We can all breathe a sigh of relief: Federal Reserve Chairman Ben Bernanke has said that there isn't a near-term risk for an inflationary spike.

For the most part, I can't help but agree with the Fed chief. As he noted, there is a lot of "slack" in the economy that will help prevent price inflation from rearing up in the near future. The "slack" basically means that for a wide variety of labor and goods, there is a lot of unused supply coupled with weak demand.

With a rate decision on tap for today, the Fed will likely use this "slack" as reason to keep its target rate at the 0% to 0.25% range where it's been hovering for a year now.

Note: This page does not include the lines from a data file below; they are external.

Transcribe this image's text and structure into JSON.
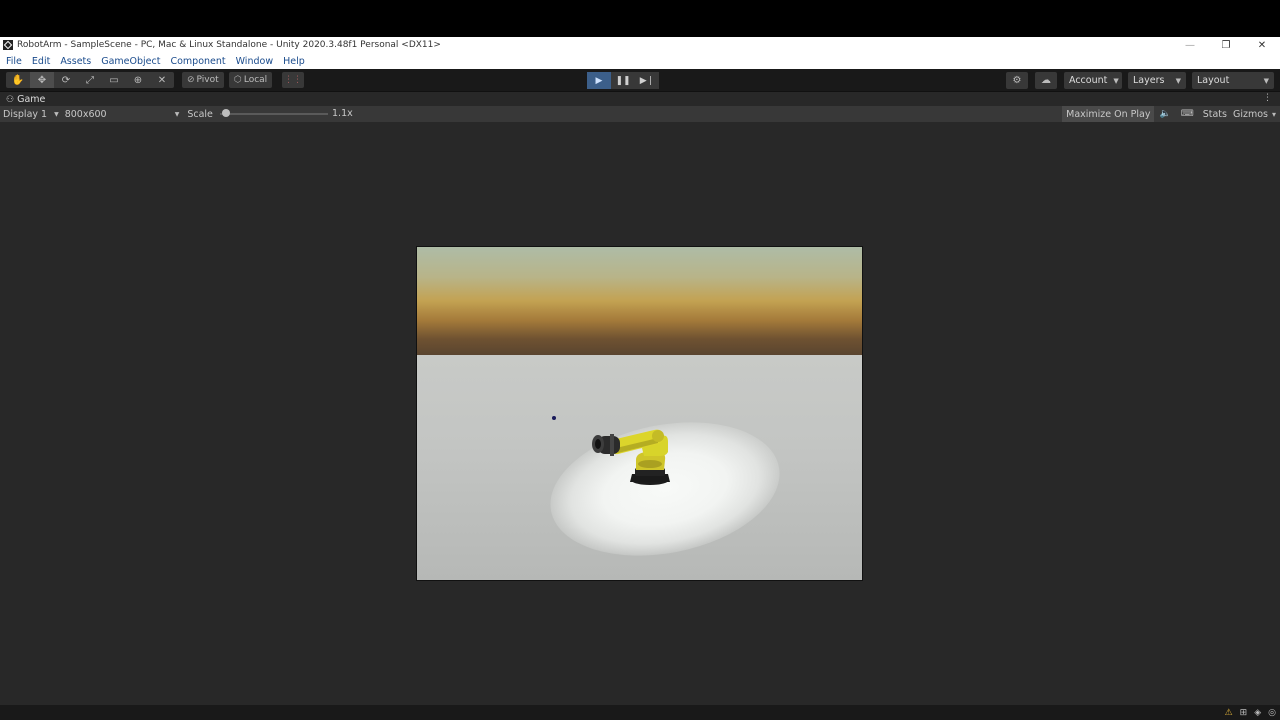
{
  "window": {
    "title": "RobotArm - SampleScene - PC, Mac & Linux Standalone - Unity 2020.3.48f1 Personal <DX11>",
    "controls": {
      "minimize": "—",
      "restore": "❐",
      "close": "✕"
    }
  },
  "menu": {
    "items": [
      "File",
      "Edit",
      "Assets",
      "GameObject",
      "Component",
      "Window",
      "Help"
    ]
  },
  "toolbar": {
    "tools": [
      {
        "name": "hand-tool-icon",
        "glyph": "✋",
        "active": false
      },
      {
        "name": "move-tool-icon",
        "glyph": "✥",
        "active": true
      },
      {
        "name": "rotate-tool-icon",
        "glyph": "⟳",
        "active": false
      },
      {
        "name": "scale-tool-icon",
        "glyph": "⤢",
        "active": false
      },
      {
        "name": "rect-tool-icon",
        "glyph": "▭",
        "active": false
      },
      {
        "name": "transform-tool-icon",
        "glyph": "⊕",
        "active": false
      },
      {
        "name": "custom-tool-icon",
        "glyph": "✕",
        "active": false
      }
    ],
    "pivot_label": "Pivot",
    "local_label": "Local",
    "grid_snap_glyph": "⋮⋮",
    "play_glyph": "▶",
    "pause_glyph": "❚❚",
    "step_glyph": "▶❘",
    "services_glyph": "⚙",
    "cloud_glyph": "☁",
    "account_label": "Account",
    "layers_label": "Layers",
    "layout_label": "Layout"
  },
  "game_tab": {
    "icon_glyph": "⚇",
    "label": "Game",
    "kebab_glyph": "⋮"
  },
  "game_bar": {
    "display": "Display 1",
    "resolution": "800x600",
    "scale_label": "Scale",
    "scale_value": "1.1x",
    "scale_fraction": 0.02,
    "maximize_label": "Maximize On Play",
    "mute_glyph": "🔈",
    "keyboard_glyph": "⌨",
    "stats_label": "Stats",
    "gizmos_label": "Gizmos",
    "gizmos_caret": "▾"
  },
  "status": {
    "icons": [
      "⚠",
      "⊞",
      "◈",
      "◎"
    ]
  },
  "colors": {
    "editor_bg": "#282828",
    "toolbar_bg": "#191919",
    "accent_play": "#3c5f8a",
    "robot_yellow": "#d8d42a"
  }
}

Interestingly, though, Bernanke also said that he doesn't see any sort of asset price bubble developing, saying specifically that "there is not much evidence to suggest that the stock market is currently in a bubble."

While overall price inflation is certainly a concern, for investors the prospect of easy monetary policy leading to asset bubbles may be the more pressing question. Since the beginning of the year, oil has come back significantly, while some metals like copper have had very significant runs. While this may be good for energy giants like ExxonMobil (NYSE:XOM) and Chevron (NYSE:CVX) and miners like Southern Copper (NYSE:PCU) and Freeport-McMoRan (NYSE:FCX), it could crimp profits at companies that use these products as inputs for finished products.

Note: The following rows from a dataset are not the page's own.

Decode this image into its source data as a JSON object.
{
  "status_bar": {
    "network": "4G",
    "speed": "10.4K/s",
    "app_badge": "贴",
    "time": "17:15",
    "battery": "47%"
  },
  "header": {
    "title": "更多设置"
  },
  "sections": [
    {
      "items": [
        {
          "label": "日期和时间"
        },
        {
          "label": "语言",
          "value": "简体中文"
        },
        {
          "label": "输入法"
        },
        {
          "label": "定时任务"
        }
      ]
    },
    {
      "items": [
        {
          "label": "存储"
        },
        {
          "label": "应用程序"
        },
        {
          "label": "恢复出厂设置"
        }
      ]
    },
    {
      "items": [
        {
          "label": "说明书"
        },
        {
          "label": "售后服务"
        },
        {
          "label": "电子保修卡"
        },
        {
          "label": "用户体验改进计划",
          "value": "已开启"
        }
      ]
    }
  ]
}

At the same time, the S&P 500 index has gained more than 60% since its March low, and the index is trading at more than 24 times expected 2010 earnings. Considering that between 1988 and 2008 -- a period that included the Internet bubble -- the index's average multiple was below 23, I find it hard to call today's valuation cheap.

Easy monetary policy could help spur the stock market even further, but I think investors may be best served by sticking with companies like IBM (NYSE:IBM) and CVS Caremark (NYSE:CVS) that have solid, stable businesses and still carry reasonable valuations.

An investor who doesn't make mistakes is likely an investor with no money in the market. Fellow Fool Dan Caplinger recently invited readers to share their worst investment mistake in 2009.

Fool contributor Matt Koppenheffer does not own shares of any of the companies mentioned. You can check out what Matt is keeping an eye on by visiting his CAPS portfolio, or you can follow Matt on Twitter @KoppTheFool. The Fool's disclosure policy has never once been caught with its pants down. Of course, it doesn't actually wear pants …